Task details: For each line of the material below, give that line again word for word.

Records supplied:

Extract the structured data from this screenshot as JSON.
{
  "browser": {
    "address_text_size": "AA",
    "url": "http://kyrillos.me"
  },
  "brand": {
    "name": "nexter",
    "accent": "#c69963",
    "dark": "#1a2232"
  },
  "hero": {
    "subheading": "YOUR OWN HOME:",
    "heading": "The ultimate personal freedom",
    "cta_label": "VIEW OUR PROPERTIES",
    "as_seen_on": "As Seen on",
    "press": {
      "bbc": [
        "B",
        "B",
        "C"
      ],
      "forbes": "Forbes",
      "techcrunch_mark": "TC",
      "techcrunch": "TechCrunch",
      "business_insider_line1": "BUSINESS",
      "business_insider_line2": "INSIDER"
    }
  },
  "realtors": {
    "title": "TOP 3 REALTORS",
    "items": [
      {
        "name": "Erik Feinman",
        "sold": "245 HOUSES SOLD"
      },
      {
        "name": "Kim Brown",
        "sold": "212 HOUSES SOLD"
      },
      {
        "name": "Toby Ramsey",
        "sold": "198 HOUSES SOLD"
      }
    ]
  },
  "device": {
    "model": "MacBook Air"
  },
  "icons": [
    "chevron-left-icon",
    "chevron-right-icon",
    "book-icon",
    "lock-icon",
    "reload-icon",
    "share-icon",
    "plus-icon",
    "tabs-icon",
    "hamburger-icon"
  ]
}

Written response:
Extract the structured data from this screenshot as JSON.
{
  "browser": {
    "address_text_size": "AA",
    "url": "http://kyrillos.me"
  },
  "brand": {
    "name": "nexter",
    "accent": "#c69963",
    "dark": "#1a2232"
  },
  "hero": {
    "subheading": "YOUR OWN HOME:",
    "heading": "The ultimate personal freedom",
    "cta_label": "VIEW OUR PROPERTIES",
    "as_seen_on": "As Seen on",
    "press": {
      "bbc": [
        "B",
        "B",
        "C"
      ],
      "forbes": "Forbes",
      "techcrunch_mark": "TC",
      "techcrunch": "TechCrunch",
      "business_insider_line1": "BUSINESS",
      "business_insider_line2": "INSIDER"
    }
  },
  "realtors": {
    "title": "TOP 3 REALTORS",
    "items": [
      {
        "name": "Erik Feinman",
        "sold": "245 HOUSES SOLD"
      },
      {
        "name": "Kim Brown",
        "sold": "212 HOUSES SOLD"
      },
      {
        "name": "Toby Ramsey",
        "sold": "198 HOUSES SOLD"
      }
    ]
  },
  "device": {
    "model": "MacBook Air"
  },
  "icons": [
    "chevron-left-icon",
    "chevron-right-icon",
    "book-icon",
    "lock-icon",
    "reload-icon",
    "share-icon",
    "plus-icon",
    "tabs-icon",
    "hamburger-icon"
  ]
}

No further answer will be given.